Several videos show Ukrainian soldiers ambushing tank columns down major roads or in the muddy plains in small towns using these anti-vehicle weapons. Other videos show the devastation that Ukrainian forces wreaked on Russia, with vehicles and tanks alike burning and Russian soldiers’ bodies strewn across roads and in fields.
The Russian government has not been transparent with its citizens either. Russian civilians have called a Ukrainian telephone hotline to try to find their loved ones in the Russian military, with the hope that they are still alive. The hotline either tells the callers that the person is either killed, captured, or status unknown. Russia’s Defense Ministry has stalled multiple complaints from citizens about where their conscripted sons are and whether they are alive.
This does not even address the relative success that the outnumbered Ukrainian air force has had against Russian air power. Everyone assumed that Russia would have shut down Ukraine’s airspace within days and far outnumbered the Ukrainian air force by the hundreds. Instead, a Ukrainian raid destroyed dozens of parked military helicopters and on multiple occasions, Ukrainian ground forces shot down Russian jet fighters. Considering that the Ukrainians are estimated to have about 50 aircraft, it is a major feat.
Another surprising aspect is that Russia’s military does not operate effectively at night. Much of their movement and attacks occur in the daytime, even though Russia has night-vision goggles for its soldiers. In the early days of the invasion, their night attacks bumbled into traps and ambushes by Ukrainians. Russian jets have also followed suit, out of fear of anti-aircraft fire in the night.
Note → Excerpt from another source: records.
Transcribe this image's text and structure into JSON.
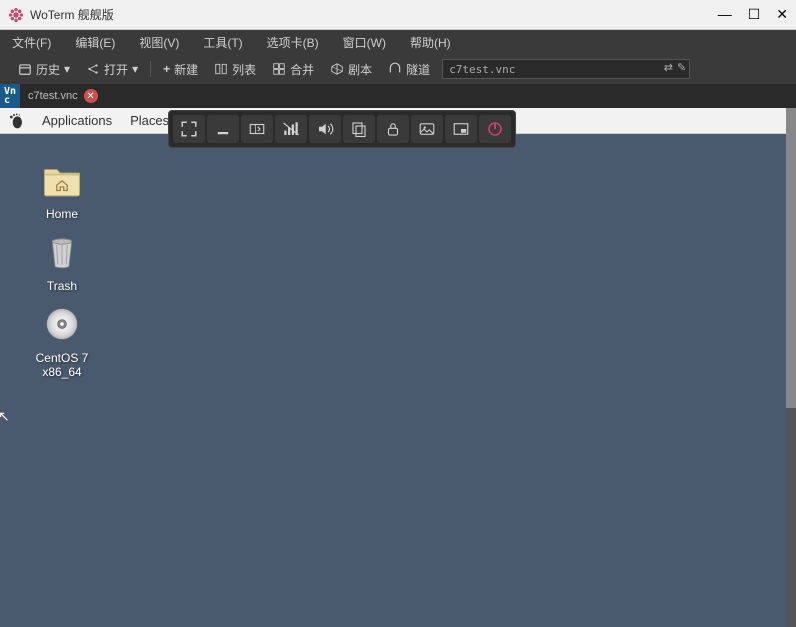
{
  "window": {
    "title": "WoTerm 舰舰版"
  },
  "menubar": {
    "file": "文件(F)",
    "edit": "编辑(E)",
    "view": "视图(V)",
    "tools": "工具(T)",
    "tabs": "选项卡(B)",
    "window": "窗口(W)",
    "help": "帮助(H)"
  },
  "toolbar": {
    "history": "历史",
    "open": "打开",
    "new": "新建",
    "list": "列表",
    "merge": "合并",
    "script": "剧本",
    "tunnel": "隧道",
    "search_value": "c7test.vnc"
  },
  "tabs": {
    "vnc_label": "Vn\nc",
    "tab1": "c7test.vnc"
  },
  "gnome": {
    "applications": "Applications",
    "places": "Places"
  },
  "desktop": {
    "home": "Home",
    "trash": "Trash",
    "centos": "CentOS 7\nx86_64"
  }
}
One British military expert, Michael Clarke, told Sky News that Russian pilots have about 100 hours of flight time in the cockpit per year, compared to North Atlantic Treaty Organization (NATO) pilots who log in about 200 hours. The discrepancy in flight hours may have given Ukrainian pilots, who train with NATO member nations, an edge even if Ukraine is not a formal member of NATO. Initial estimates put the Russian air force at 1,511 combat aircraft compared to Ukraine’s 98 aircraft, or a tenfold advantage favoring Russia. Clarke said, “Military analysts are still scratching their heads as to why the Russians haven’t made more of their natural air superiority.”
There is also the active participation of Ukrainian civilians, who have taken up arms to defend their homes and country. Long lines outside of police stations became commonplace, while civilians waited in line to receive weapons from the police and to enroll crash-course weapons training. An active resistance will pose problems for an occupying Russian military, which the U.S. military understands after its wars in Iraq and in Afghanistan.
The world respected, or feared, the supposed military might of Russia before its invasion of Ukraine. But, as Russia’s mistakes pile up, its aura of invincibility has gone down significantly.